Ginger Sesame Dressing:
  • grated zest of 1 lemon
  • 1-inch cube fresh ginger, peeled, and grated or minced
  • 1 tablespoon raw honey
  • 1/2 teaspoon cayenne pepper (more or less depending on your preference)
  • 3/4 teaspoon sea salt
  • 1 tablespoon freshly squeezed lemon juice
  • 1/4 cup rice vinegar
  • 1/3 cup shoyu or tamari (soy sauce)
  • 2 tablespoons extra virgin olive oil
  • 2 tablespoon toasted sesame oil

For the noodles:

  • 12 ounces dried soba noodles
  • 12 ounces extra-firm organic tofu
  • 1/4 cup chopped fresh cilantro
  • 3 green onions, thinly sliced
  • 1/2 cucumber, peeled, cut in half lengthwise, seeded, and thinly sliced
  • 1/4 cup toasted sesame seeds*
  1. To make the dressing, combine the zest, ginger, honey, cayenne, and salt in a food processor and process until smooth. Add the lemon juice, rice vinegar, and soy sauce and pulse to combine. With the machine running, drizzle in the oils.
  2. Cook the soba noodles in boiling salted water just until tender, then drain and rinse under cold running water.
  3. While the pasta is cooking, drain the tofu, pat it dry and cut into rectangles about the size of your thumb.
  4. Cook the tofu in a dry nonstick skillet over medium-high heat for a few minutes, until the pieces are browned on one side. Toss gently once or twice, then continue cooking for another minute or two until the tofu is firm and golden.
  5. In a large bowl, combine the soba, the cilantro, green onions, cucumber, and 3/4 cup of the dressing. Toss well to combine. Add the tofu and toss again gently. Add more dressing if needed.
  6. Divide into bowls, garnish each bowl with the toasted sesame seeds, and serve.
* To toast the sesame seeds, place in a small dry skillet in a single layer over medium heat. Toss the seeds every few minute until they are fragrant and toasty. Don’t walk away from the skillet (like I have done many times in the past!) or they will burn.

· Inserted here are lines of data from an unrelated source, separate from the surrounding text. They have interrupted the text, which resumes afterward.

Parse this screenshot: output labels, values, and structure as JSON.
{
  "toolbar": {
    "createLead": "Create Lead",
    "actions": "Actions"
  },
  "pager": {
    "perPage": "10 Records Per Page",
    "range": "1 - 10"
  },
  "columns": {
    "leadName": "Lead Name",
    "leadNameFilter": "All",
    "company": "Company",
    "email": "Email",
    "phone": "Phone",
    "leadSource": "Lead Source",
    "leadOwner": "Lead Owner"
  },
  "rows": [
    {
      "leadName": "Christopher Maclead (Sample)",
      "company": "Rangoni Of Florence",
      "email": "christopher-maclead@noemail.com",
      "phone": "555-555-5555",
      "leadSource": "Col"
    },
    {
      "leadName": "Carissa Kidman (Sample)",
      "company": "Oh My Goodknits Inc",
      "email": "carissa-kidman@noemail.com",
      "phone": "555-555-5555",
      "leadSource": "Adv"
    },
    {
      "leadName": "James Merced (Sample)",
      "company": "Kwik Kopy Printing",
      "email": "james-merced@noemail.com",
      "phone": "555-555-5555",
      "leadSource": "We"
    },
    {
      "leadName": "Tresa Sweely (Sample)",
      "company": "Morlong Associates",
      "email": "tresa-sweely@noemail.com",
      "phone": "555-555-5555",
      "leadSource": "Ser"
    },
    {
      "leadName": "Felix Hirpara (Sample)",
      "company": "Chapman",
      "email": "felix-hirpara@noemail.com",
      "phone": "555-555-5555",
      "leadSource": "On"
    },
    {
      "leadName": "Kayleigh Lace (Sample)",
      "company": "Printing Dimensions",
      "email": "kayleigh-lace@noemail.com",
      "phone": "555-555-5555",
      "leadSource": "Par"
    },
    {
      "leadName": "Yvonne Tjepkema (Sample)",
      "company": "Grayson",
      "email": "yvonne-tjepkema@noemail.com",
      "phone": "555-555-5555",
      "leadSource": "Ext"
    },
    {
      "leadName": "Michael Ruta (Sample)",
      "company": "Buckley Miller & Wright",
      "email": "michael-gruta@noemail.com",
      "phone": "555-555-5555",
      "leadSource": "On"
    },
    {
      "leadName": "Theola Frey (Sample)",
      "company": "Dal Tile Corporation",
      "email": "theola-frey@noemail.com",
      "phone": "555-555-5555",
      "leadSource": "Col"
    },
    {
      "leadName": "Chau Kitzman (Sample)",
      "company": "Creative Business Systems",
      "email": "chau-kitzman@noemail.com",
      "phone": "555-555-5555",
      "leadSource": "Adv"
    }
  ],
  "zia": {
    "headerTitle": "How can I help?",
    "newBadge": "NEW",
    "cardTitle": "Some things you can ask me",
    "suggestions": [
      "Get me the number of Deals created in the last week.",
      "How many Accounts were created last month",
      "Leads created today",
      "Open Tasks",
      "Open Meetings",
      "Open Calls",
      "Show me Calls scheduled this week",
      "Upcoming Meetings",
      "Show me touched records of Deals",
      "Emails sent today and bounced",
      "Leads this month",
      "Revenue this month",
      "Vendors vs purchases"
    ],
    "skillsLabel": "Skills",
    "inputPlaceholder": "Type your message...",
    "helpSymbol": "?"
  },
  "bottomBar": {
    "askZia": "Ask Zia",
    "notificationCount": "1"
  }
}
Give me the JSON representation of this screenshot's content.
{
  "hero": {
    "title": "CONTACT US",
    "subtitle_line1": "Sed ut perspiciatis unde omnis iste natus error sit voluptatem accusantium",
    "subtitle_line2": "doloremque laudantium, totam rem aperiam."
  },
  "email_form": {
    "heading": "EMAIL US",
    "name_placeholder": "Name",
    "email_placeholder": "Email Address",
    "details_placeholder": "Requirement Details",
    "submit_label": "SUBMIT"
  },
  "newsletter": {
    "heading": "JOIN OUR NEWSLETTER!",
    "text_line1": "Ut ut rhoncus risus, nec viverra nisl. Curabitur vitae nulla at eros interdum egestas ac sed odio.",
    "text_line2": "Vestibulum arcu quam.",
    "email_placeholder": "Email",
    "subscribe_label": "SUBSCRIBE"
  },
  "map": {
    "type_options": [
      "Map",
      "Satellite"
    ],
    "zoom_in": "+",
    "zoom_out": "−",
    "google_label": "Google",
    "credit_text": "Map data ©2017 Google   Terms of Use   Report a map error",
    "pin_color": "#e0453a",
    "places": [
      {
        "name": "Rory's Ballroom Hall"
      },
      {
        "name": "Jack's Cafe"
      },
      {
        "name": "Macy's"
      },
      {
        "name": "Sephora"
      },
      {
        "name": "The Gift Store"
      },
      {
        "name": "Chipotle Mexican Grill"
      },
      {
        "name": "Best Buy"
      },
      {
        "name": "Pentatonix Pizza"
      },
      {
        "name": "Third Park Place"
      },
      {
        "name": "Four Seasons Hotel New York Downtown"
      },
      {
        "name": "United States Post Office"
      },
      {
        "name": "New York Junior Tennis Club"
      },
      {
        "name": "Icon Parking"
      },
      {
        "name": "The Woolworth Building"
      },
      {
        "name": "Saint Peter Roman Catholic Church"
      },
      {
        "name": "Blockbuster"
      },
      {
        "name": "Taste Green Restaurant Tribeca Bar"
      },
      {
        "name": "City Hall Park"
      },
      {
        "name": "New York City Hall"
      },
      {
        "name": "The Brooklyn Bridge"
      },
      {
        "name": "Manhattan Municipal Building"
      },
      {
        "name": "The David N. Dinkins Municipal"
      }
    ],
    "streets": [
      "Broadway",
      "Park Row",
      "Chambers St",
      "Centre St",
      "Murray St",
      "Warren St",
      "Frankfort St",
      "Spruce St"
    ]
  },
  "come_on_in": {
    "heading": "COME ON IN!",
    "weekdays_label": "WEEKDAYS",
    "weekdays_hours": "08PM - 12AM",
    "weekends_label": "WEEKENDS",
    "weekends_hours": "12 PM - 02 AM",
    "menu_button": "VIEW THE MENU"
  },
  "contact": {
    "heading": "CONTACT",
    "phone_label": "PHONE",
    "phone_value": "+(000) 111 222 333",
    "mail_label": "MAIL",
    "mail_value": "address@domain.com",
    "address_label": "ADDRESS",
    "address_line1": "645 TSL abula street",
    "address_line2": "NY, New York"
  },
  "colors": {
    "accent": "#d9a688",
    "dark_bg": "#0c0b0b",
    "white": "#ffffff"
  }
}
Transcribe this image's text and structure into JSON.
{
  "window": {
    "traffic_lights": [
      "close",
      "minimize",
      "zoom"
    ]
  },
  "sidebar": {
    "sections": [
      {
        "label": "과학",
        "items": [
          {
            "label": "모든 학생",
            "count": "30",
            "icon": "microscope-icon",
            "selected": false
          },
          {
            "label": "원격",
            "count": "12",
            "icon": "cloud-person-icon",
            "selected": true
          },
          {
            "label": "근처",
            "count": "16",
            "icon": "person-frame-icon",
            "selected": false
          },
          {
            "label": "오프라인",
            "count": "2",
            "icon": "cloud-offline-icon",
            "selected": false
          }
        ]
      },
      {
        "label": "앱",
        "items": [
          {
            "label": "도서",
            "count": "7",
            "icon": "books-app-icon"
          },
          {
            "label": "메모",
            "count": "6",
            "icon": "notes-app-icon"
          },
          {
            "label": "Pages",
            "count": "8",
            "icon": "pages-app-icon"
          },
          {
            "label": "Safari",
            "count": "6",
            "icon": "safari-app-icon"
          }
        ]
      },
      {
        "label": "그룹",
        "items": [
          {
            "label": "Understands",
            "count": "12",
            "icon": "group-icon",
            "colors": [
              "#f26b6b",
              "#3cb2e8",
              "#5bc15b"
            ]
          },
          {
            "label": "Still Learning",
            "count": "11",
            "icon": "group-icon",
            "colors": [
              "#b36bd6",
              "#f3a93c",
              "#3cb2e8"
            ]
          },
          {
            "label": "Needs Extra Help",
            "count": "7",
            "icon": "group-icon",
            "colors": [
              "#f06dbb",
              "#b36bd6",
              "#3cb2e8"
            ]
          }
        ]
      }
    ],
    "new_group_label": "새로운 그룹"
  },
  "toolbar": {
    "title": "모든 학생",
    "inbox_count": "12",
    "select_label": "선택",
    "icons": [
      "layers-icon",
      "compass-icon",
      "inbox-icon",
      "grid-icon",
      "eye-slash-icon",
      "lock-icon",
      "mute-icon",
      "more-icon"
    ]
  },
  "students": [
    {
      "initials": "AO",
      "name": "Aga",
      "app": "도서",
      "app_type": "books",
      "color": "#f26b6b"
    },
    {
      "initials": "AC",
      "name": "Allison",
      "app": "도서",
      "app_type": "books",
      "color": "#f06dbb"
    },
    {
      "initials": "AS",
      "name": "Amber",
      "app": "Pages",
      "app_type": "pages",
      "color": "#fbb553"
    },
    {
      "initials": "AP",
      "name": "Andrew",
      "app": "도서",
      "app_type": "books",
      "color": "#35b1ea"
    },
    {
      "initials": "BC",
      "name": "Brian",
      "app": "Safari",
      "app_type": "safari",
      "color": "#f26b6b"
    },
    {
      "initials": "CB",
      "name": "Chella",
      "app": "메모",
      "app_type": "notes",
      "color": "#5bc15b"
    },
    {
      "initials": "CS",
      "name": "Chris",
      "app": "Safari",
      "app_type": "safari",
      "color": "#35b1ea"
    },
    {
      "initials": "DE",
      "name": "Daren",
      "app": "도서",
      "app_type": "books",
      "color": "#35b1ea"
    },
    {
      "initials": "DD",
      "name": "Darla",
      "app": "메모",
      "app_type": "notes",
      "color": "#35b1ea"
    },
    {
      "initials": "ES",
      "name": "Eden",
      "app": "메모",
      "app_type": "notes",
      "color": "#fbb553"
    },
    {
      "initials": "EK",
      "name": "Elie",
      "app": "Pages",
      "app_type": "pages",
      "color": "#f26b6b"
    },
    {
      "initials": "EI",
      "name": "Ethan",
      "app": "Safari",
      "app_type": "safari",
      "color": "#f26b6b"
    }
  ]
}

Adapted from Heidi Swanson’s Super Natural Cooking.